Yes, transitory and voluntary from the juridical point of view, but nowise from the point of view of economic possibility. The worker always has the right to leave his employer, but has he the means to do so? And if he does quit him, is it in order to lead a free existence, in which he will have no master but himself? No, he does it in order to sell himself to another employer. He is driven to it by the same hunger which forced him to sell himself to the first employer. 
Thus the worker's liberty, so much exalted by the economists, jurists and bourgeois republicans, is only a theoretical freedom, lacking any means for its possible realization, and consequently it is only a fictitious liberty, an utter falsehood. The truth is that the whole life of the worket is simply a continuous and dismaying succession of terms of serfdom -- voluntary from the juridical point of view but compulsory in the economic sense -- broken up by momentarily brief interludes of freedon accompanied by starvation; in other words, it is real slavery.

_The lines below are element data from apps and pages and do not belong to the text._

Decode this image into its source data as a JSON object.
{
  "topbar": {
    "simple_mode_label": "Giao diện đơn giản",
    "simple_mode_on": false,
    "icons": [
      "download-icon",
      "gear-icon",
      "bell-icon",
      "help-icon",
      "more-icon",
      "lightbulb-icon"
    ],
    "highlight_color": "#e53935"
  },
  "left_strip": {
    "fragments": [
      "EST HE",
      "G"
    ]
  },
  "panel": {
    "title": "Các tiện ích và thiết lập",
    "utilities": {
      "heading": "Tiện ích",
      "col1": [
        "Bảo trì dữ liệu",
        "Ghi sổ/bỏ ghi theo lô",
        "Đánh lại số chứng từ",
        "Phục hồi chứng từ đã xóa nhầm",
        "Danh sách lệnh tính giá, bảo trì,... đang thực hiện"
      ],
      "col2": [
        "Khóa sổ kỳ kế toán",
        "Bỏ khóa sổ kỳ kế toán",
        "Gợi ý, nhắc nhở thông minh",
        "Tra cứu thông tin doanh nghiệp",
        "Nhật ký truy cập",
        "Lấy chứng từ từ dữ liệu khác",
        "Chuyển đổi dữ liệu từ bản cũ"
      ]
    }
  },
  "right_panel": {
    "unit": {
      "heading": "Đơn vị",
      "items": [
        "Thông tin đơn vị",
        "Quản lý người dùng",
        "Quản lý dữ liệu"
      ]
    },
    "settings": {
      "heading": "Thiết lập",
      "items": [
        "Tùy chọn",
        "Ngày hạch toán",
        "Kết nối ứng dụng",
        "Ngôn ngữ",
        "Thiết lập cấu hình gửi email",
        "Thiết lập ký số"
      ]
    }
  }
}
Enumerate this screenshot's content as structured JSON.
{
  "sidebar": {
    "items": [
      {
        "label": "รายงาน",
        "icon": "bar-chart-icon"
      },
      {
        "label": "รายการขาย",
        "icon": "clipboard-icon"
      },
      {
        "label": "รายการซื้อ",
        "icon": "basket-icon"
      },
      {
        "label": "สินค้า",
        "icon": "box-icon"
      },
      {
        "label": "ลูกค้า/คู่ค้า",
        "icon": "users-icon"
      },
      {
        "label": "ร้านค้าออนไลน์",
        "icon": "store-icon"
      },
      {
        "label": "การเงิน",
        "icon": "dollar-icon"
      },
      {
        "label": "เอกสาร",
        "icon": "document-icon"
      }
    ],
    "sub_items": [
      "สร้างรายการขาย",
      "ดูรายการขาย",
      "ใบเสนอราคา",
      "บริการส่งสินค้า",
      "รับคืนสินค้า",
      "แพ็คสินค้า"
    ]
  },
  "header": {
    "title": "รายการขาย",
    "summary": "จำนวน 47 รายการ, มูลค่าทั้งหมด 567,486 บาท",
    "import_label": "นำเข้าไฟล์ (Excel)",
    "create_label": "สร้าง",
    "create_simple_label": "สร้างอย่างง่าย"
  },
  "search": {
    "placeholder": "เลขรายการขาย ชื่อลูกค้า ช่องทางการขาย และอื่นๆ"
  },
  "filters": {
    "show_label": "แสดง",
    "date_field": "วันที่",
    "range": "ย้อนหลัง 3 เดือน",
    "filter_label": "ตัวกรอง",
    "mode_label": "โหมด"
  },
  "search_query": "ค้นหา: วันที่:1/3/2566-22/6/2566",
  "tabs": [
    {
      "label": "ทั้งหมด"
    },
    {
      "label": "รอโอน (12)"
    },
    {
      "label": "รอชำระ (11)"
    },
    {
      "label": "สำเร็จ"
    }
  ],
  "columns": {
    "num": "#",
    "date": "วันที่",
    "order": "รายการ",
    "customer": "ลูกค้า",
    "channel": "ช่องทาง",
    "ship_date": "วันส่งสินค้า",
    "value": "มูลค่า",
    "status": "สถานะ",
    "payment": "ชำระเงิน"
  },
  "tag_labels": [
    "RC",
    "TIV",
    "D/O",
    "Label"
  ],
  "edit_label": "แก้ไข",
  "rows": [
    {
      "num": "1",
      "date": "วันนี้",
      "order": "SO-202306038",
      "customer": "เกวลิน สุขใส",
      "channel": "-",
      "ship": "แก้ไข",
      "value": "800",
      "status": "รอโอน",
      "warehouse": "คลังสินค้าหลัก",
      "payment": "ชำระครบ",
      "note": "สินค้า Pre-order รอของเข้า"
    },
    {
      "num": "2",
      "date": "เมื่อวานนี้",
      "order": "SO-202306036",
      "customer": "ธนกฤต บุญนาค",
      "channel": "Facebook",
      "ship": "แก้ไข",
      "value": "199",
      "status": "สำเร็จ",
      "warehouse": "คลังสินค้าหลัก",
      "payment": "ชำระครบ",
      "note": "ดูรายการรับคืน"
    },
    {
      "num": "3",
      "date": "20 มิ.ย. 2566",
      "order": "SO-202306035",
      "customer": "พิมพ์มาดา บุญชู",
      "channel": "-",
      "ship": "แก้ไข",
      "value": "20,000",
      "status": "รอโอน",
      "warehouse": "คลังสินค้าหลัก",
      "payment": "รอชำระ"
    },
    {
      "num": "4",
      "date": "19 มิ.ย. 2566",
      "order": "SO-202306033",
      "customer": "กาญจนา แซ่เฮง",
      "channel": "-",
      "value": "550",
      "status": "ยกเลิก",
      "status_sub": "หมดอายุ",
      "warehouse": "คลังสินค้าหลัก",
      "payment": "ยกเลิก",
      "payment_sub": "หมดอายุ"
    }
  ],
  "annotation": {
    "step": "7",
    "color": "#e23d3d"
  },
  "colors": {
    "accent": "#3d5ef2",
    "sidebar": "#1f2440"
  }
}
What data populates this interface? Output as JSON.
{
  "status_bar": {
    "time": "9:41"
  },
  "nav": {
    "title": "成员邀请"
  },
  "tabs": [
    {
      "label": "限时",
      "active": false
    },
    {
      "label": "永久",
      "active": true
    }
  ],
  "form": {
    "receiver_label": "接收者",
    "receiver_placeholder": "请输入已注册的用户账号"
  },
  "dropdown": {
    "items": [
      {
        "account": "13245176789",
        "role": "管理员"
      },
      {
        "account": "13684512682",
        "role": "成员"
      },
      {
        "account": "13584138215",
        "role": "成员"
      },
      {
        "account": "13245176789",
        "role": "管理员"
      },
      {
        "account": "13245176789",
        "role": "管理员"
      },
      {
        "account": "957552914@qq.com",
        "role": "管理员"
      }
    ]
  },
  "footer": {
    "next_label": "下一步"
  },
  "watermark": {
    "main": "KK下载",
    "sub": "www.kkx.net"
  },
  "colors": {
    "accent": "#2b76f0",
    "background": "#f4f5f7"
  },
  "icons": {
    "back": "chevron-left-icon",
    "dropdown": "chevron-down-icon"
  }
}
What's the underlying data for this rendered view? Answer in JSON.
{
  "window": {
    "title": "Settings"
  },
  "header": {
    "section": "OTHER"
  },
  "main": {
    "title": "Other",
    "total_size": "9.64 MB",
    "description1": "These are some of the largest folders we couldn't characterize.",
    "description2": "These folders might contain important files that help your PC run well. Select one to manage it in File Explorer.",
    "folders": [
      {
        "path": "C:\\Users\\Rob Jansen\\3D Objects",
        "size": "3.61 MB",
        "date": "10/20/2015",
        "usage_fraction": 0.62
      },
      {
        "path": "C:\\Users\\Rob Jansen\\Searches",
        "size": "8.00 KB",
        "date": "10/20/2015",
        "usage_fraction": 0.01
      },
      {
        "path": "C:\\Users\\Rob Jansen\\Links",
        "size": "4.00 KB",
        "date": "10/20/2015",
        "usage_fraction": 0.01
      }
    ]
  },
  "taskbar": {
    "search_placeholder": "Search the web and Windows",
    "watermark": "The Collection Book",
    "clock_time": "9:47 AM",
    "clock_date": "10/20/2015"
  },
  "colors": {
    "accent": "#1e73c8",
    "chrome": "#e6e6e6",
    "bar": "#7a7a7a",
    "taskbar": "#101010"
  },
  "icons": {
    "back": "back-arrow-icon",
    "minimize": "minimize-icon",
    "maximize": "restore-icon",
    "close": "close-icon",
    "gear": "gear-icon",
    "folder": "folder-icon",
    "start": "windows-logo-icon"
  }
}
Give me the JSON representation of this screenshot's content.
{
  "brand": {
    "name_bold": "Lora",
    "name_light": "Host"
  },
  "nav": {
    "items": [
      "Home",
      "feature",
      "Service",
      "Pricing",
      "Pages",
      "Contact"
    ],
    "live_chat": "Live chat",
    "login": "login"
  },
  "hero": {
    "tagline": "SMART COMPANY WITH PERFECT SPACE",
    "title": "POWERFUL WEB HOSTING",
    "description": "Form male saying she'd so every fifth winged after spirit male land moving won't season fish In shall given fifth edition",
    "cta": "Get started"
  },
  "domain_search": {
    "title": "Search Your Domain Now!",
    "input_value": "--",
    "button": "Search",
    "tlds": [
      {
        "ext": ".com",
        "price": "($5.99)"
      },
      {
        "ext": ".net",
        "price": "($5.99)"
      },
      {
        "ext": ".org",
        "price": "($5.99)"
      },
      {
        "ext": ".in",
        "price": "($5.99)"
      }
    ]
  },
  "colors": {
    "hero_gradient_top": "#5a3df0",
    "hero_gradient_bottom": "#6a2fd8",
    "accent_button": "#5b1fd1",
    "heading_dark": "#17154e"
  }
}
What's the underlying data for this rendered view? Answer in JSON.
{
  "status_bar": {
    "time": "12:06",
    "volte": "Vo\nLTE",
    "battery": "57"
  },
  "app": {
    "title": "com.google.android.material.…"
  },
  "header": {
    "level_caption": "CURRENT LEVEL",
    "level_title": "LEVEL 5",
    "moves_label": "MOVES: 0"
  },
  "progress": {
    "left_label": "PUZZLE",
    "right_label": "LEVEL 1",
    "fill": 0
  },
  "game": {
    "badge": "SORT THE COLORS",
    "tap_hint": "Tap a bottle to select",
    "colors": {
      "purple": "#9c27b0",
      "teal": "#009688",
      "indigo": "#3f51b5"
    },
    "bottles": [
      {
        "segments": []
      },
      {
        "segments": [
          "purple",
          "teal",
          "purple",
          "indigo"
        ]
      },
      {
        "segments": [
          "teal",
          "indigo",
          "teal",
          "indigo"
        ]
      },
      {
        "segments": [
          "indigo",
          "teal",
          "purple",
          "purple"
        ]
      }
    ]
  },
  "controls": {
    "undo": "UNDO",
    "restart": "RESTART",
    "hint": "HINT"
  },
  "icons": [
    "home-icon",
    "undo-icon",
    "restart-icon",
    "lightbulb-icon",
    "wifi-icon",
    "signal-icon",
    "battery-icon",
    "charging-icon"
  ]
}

Labor Contracts Are Observed By the Employer Only in the Breach. This slavery manifests itself daily in all kinds of ways. Apart from the vexations and oppressive conditions of the contract which turn the worker into a subordinate, a passive and obedient servant, and the employer into a nearly absolute master -- apart from all that it is well known that there is hardly an industrial enterprise wherein the owner, impelled on one hand by the two-fold instinct of an unappeasable lust for profits and absolute power, and on the other hand, profiting by the economic dependence of the worker, does not set aside the terms stipulated in the contract and wring some additional concessions in his own favor. Now he will demand more hours of work, that is, over and above those stipulated in the contract; now he will cut down the wages on some pretext; now he will impose arbitrary fines, or he will treat the workers harshly, rudely, and insolently.
But, one may say, in that case the worker can quit. Easier said than done. At times the worker receives part of his wages in advance, or his wife or children may be sick, or perhaps his work is poorly paid throughout this particular industry. Other employers may be paying even less than his own employer, and after quitting this job he may not even be able to find another one. And to remain without a job spells death for him and his family. In addition, there is an understanding among all the employers, and all of them resemble one another. All are almost equally irritating, unjust, and harsh.
Is this a calumny? No, it is in the nature of things, and in the logical necessity of the relationship existing between the employers and their workers.6